- _TASK REQUIREMENTS_:
Without the pictures, print each of the records below exactly as it appears.

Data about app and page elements

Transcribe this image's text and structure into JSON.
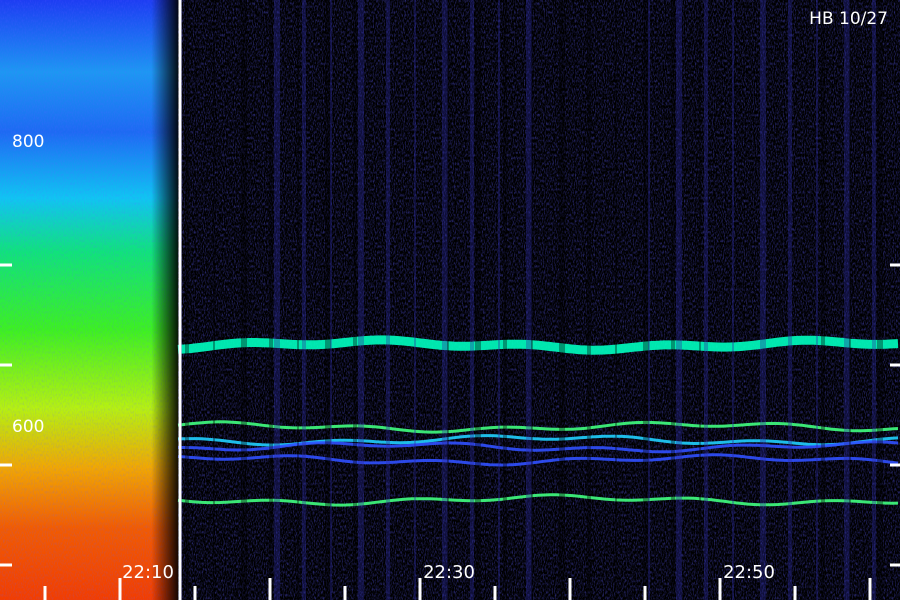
{
  "chart_data": {
    "type": "heatmap",
    "title": "HB 10/27",
    "x_tick_labels": [
      "22:10",
      "22:30",
      "22:50"
    ],
    "y_tick_labels": [
      "800",
      "600"
    ],
    "y_ticks": [
      800,
      700,
      600,
      500
    ],
    "ylim": [
      465,
      1065
    ],
    "x_tick_values_min": [
      10,
      30,
      50
    ],
    "xlim_min": [
      2.0,
      62.0
    ],
    "grid": false,
    "marker_line_min": 14.0,
    "bright_bands": [
      {
        "y": 720,
        "level": 0.72
      },
      {
        "y": 638,
        "level": 0.62
      },
      {
        "y": 625,
        "level": 0.48
      },
      {
        "y": 618,
        "level": 0.45
      },
      {
        "y": 605,
        "level": 0.45
      },
      {
        "y": 565,
        "level": 0.62
      }
    ],
    "colors": {
      "background": "#000000",
      "low": "#1a0a6b",
      "mid": "#2a3cff",
      "cyan": "#00e0ff",
      "green": "#20ff40",
      "yellow": "#f0ff00",
      "orange": "#ff8000",
      "red": "#ff2000",
      "text": "#ffffff"
    }
  }
}
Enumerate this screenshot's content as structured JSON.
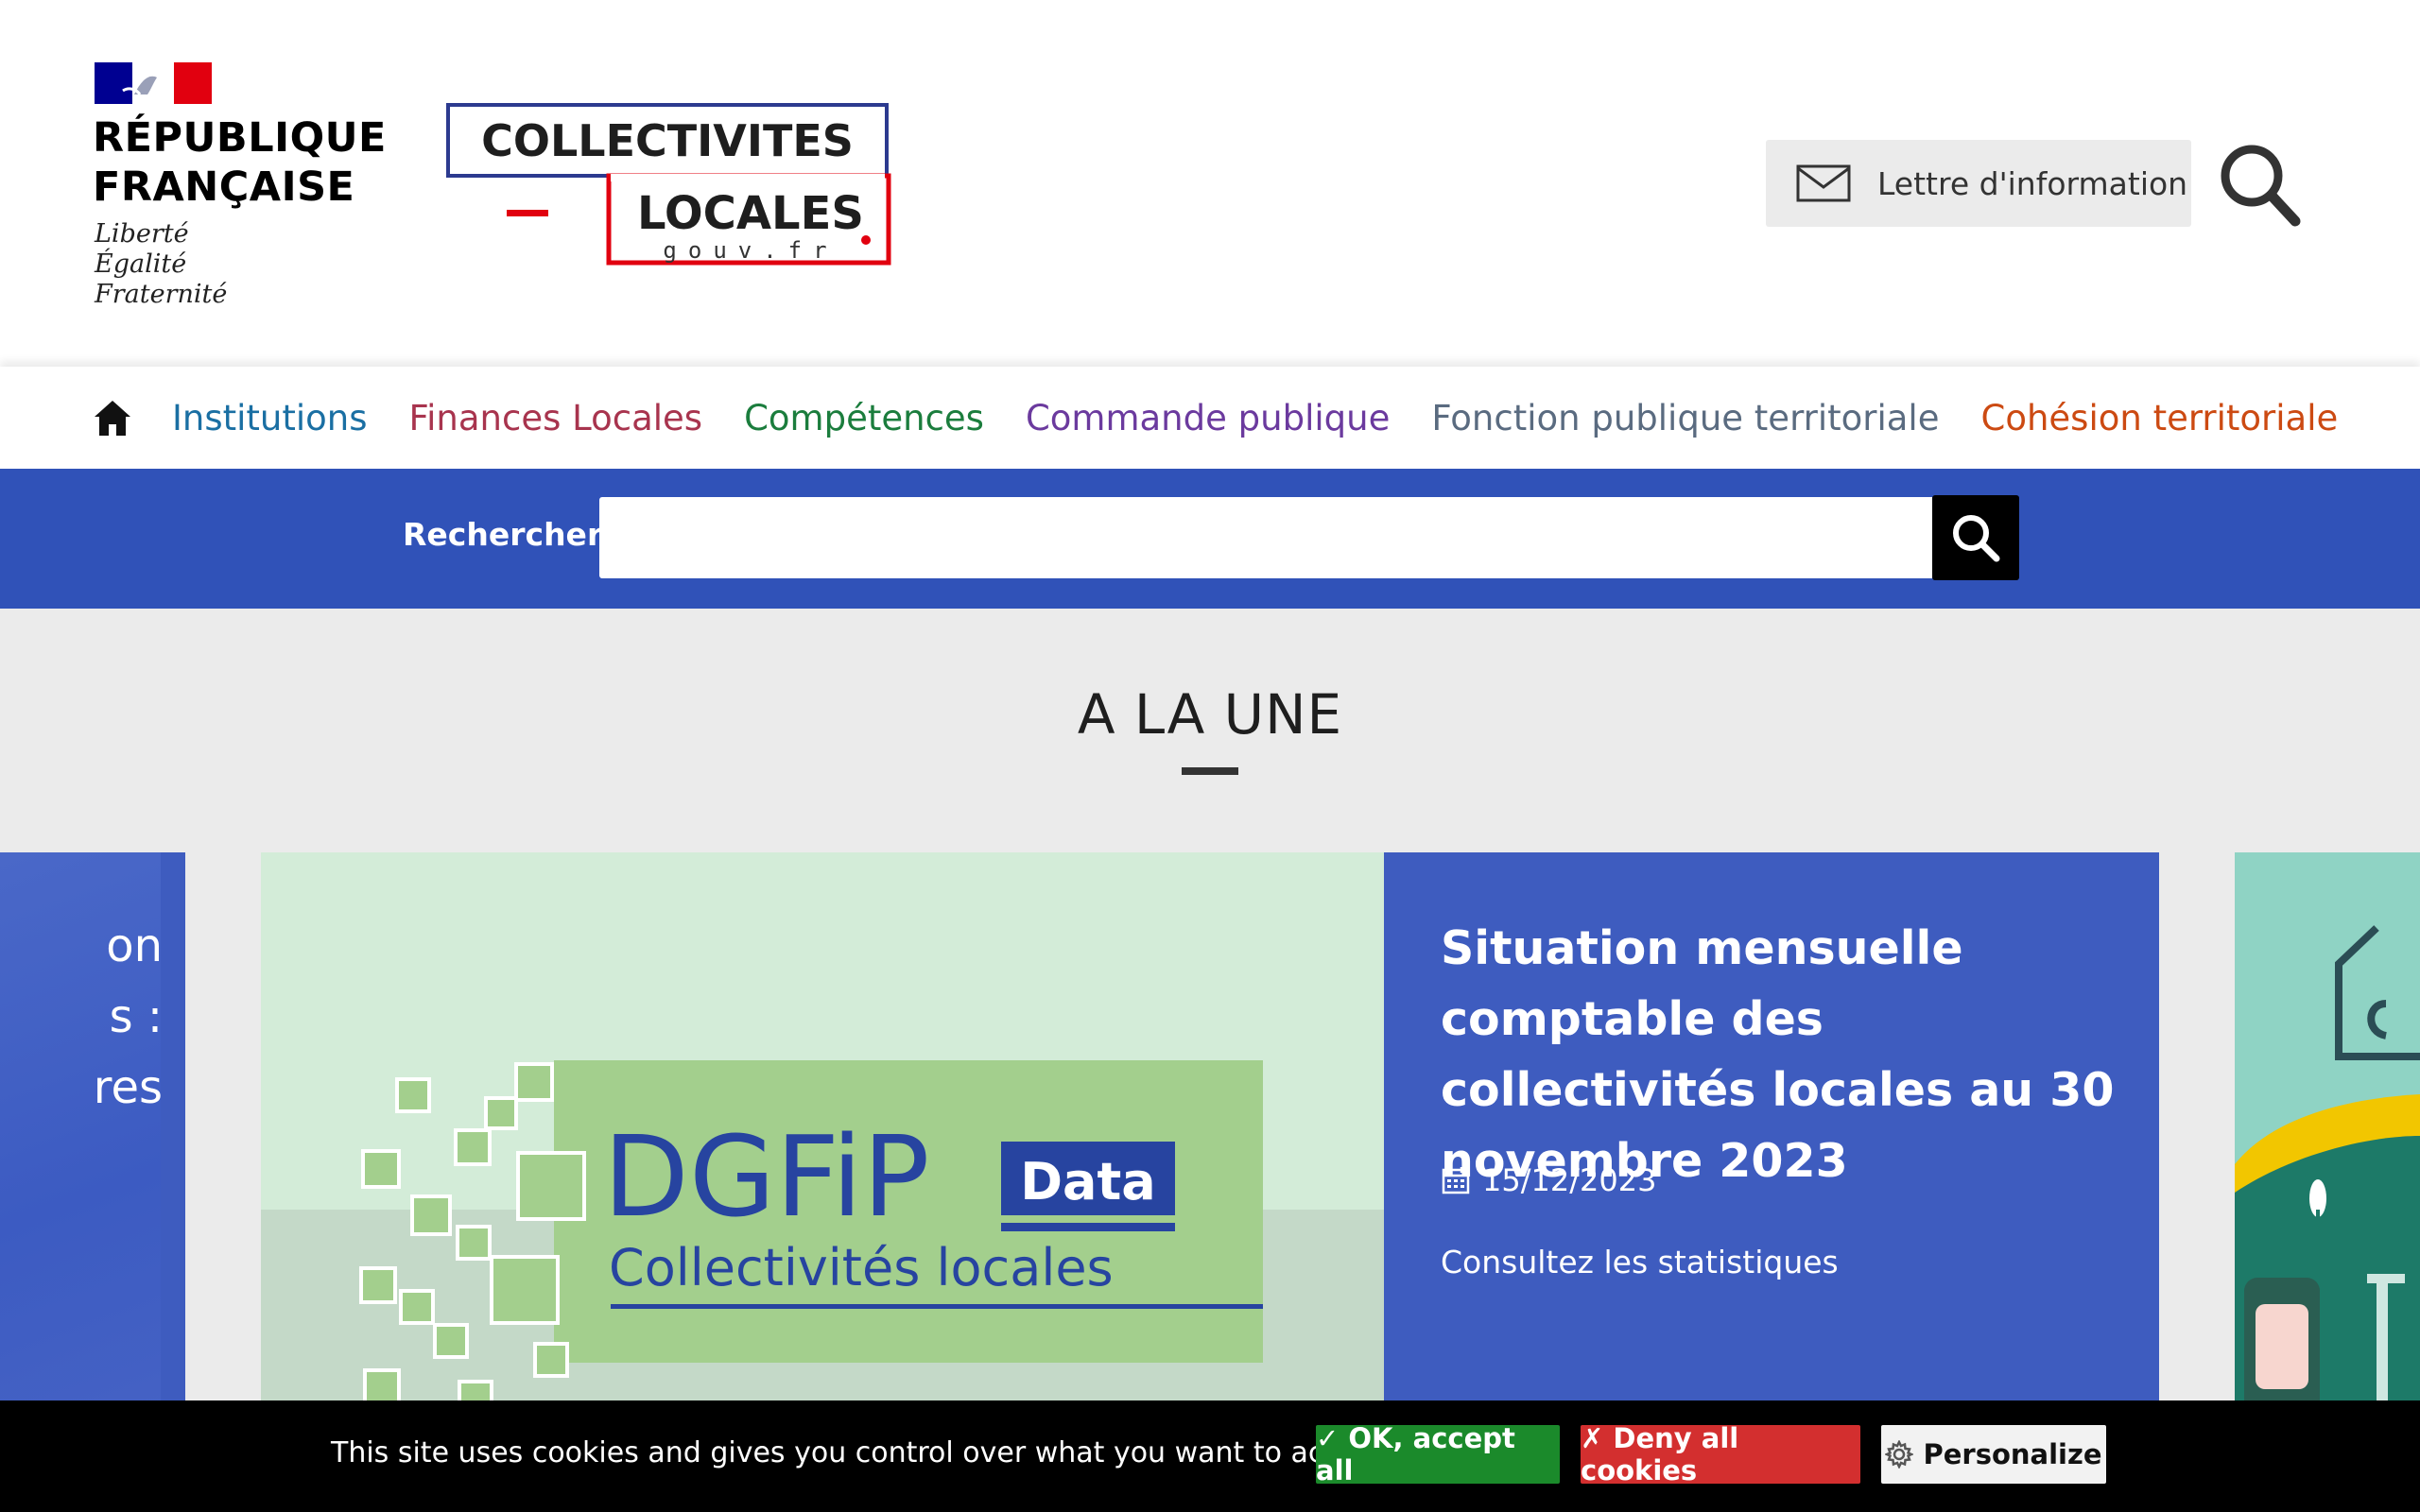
{
  "header": {
    "republique_lines": [
      "RÉPUBLIQUE",
      "FRANÇAISE"
    ],
    "motto_lines": [
      "Liberté",
      "Égalité",
      "Fraternité"
    ],
    "brand": {
      "line1": "COLLECTIVITES",
      "line2": "LOCALES",
      "domain": "gouv.fr"
    },
    "newsletter_label": "Lettre d'information",
    "search_icon": "search-icon"
  },
  "nav": {
    "home_icon": "home-icon",
    "items": [
      {
        "label": "Institutions",
        "color": "#1a6fa3"
      },
      {
        "label": "Finances Locales",
        "color": "#a8344e"
      },
      {
        "label": "Compétences",
        "color": "#1b7d3d"
      },
      {
        "label": "Commande publique",
        "color": "#6b3a9e"
      },
      {
        "label": "Fonction publique territoriale",
        "color": "#5a6b80"
      },
      {
        "label": "Cohésion territoriale",
        "color": "#cc4a12"
      }
    ]
  },
  "search": {
    "label": "Rechercher",
    "value": "",
    "placeholder": ""
  },
  "une": {
    "title": "A LA UNE",
    "left_card_fragments": [
      "on",
      "s :",
      "res"
    ],
    "main_card": {
      "image_logo_main": "DGFiP",
      "image_logo_badge": "Data",
      "image_logo_sub": "Collectivités locales",
      "title": "Situation mensuelle comptable des collectivités locales au 30 novembre 2023",
      "date": "15/12/2023",
      "link": "Consultez les statistiques"
    }
  },
  "cookies": {
    "text": "This site uses cookies and gives you control over what you want to activate",
    "accept_label": "✓ OK, accept all",
    "deny_label": "✗ Deny all cookies",
    "personalize_label": "Personalize"
  },
  "colors": {
    "primary_blue": "#3052b8",
    "card_blue": "#3e5cbf",
    "accept_green": "#1b8a2b",
    "deny_red": "#d32f2f"
  }
}
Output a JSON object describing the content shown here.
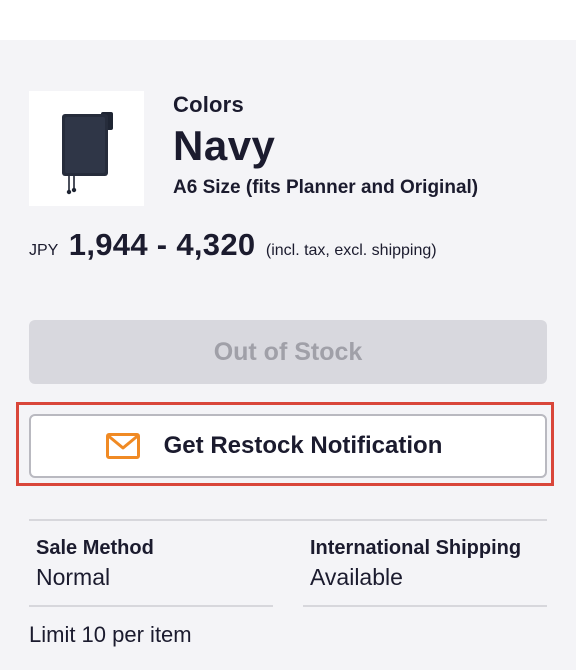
{
  "product": {
    "image_alt": "Navy A6 planner cover",
    "colors_label": "Colors",
    "color_name": "Navy",
    "size_label": "A6 Size (fits Planner and Original)"
  },
  "price": {
    "currency": "JPY",
    "range": "1,944 - 4,320",
    "note": "(incl. tax, excl. shipping)"
  },
  "buttons": {
    "out_of_stock_label": "Out of Stock",
    "restock_label": "Get Restock Notification",
    "restock_icon": "mail-icon"
  },
  "info": {
    "sale_method_label": "Sale Method",
    "sale_method_value": "Normal",
    "shipping_label": "International Shipping",
    "shipping_value": "Available",
    "limit_text": "Limit 10 per item"
  },
  "colors": {
    "accent_orange": "#f08a24",
    "highlight_red": "#d9463a",
    "text_dark": "#1b1b2e",
    "disabled_bg": "#d8d8de",
    "disabled_text": "#a0a0a8"
  }
}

- _REPLY_:
Transcribe this image's text and structure into JSON.
{
  "chart_data": {
    "type": "heatmap",
    "title": "HB 10/27",
    "x_tick_labels": [
      "22:10",
      "22:30",
      "22:50"
    ],
    "y_tick_labels": [
      "800",
      "600"
    ],
    "y_ticks": [
      800,
      700,
      600,
      500
    ],
    "ylim": [
      465,
      1065
    ],
    "x_tick_values_min": [
      10,
      30,
      50
    ],
    "xlim_min": [
      2.0,
      62.0
    ],
    "grid": false,
    "marker_line_min": 14.0,
    "bright_bands": [
      {
        "y": 720,
        "level": 0.72
      },
      {
        "y": 638,
        "level": 0.62
      },
      {
        "y": 625,
        "level": 0.48
      },
      {
        "y": 618,
        "level": 0.45
      },
      {
        "y": 605,
        "level": 0.45
      },
      {
        "y": 565,
        "level": 0.62
      }
    ],
    "colors": {
      "background": "#000000",
      "low": "#1a0a6b",
      "mid": "#2a3cff",
      "cyan": "#00e0ff",
      "green": "#20ff40",
      "yellow": "#f0ff00",
      "orange": "#ff8000",
      "red": "#ff2000",
      "text": "#ffffff"
    }
  }
}
Enumerate this screenshot's content as structured JSON.
{
  "header": {
    "republique_lines": [
      "RÉPUBLIQUE",
      "FRANÇAISE"
    ],
    "motto_lines": [
      "Liberté",
      "Égalité",
      "Fraternité"
    ],
    "brand": {
      "line1": "COLLECTIVITES",
      "line2": "LOCALES",
      "domain": "gouv.fr"
    },
    "newsletter_label": "Lettre d'information",
    "search_icon": "search-icon"
  },
  "nav": {
    "home_icon": "home-icon",
    "items": [
      {
        "label": "Institutions",
        "color": "#1a6fa3"
      },
      {
        "label": "Finances Locales",
        "color": "#a8344e"
      },
      {
        "label": "Compétences",
        "color": "#1b7d3d"
      },
      {
        "label": "Commande publique",
        "color": "#6b3a9e"
      },
      {
        "label": "Fonction publique territoriale",
        "color": "#5a6b80"
      },
      {
        "label": "Cohésion territoriale",
        "color": "#cc4a12"
      }
    ]
  },
  "search": {
    "label": "Rechercher",
    "value": "",
    "placeholder": ""
  },
  "une": {
    "title": "A LA UNE",
    "left_card_fragments": [
      "on",
      "s :",
      "res"
    ],
    "main_card": {
      "image_logo_main": "DGFiP",
      "image_logo_badge": "Data",
      "image_logo_sub": "Collectivités locales",
      "title": "Situation mensuelle comptable des collectivités locales au 30 novembre 2023",
      "date": "15/12/2023",
      "link": "Consultez les statistiques"
    }
  },
  "cookies": {
    "text": "This site uses cookies and gives you control over what you want to activate",
    "accept_label": "✓ OK, accept all",
    "deny_label": "✗ Deny all cookies",
    "personalize_label": "Personalize"
  },
  "colors": {
    "primary_blue": "#3052b8",
    "card_blue": "#3e5cbf",
    "accept_green": "#1b8a2b",
    "deny_red": "#d32f2f"
  }
}
Output a JSON object describing the content shown here.
{
  "product": {
    "image_alt": "Navy A6 planner cover",
    "colors_label": "Colors",
    "color_name": "Navy",
    "size_label": "A6 Size (fits Planner and Original)"
  },
  "price": {
    "currency": "JPY",
    "range": "1,944 - 4,320",
    "note": "(incl. tax, excl. shipping)"
  },
  "buttons": {
    "out_of_stock_label": "Out of Stock",
    "restock_label": "Get Restock Notification",
    "restock_icon": "mail-icon"
  },
  "info": {
    "sale_method_label": "Sale Method",
    "sale_method_value": "Normal",
    "shipping_label": "International Shipping",
    "shipping_value": "Available",
    "limit_text": "Limit 10 per item"
  },
  "colors": {
    "accent_orange": "#f08a24",
    "highlight_red": "#d9463a",
    "text_dark": "#1b1b2e",
    "disabled_bg": "#d8d8de",
    "disabled_text": "#a0a0a8"
  }
}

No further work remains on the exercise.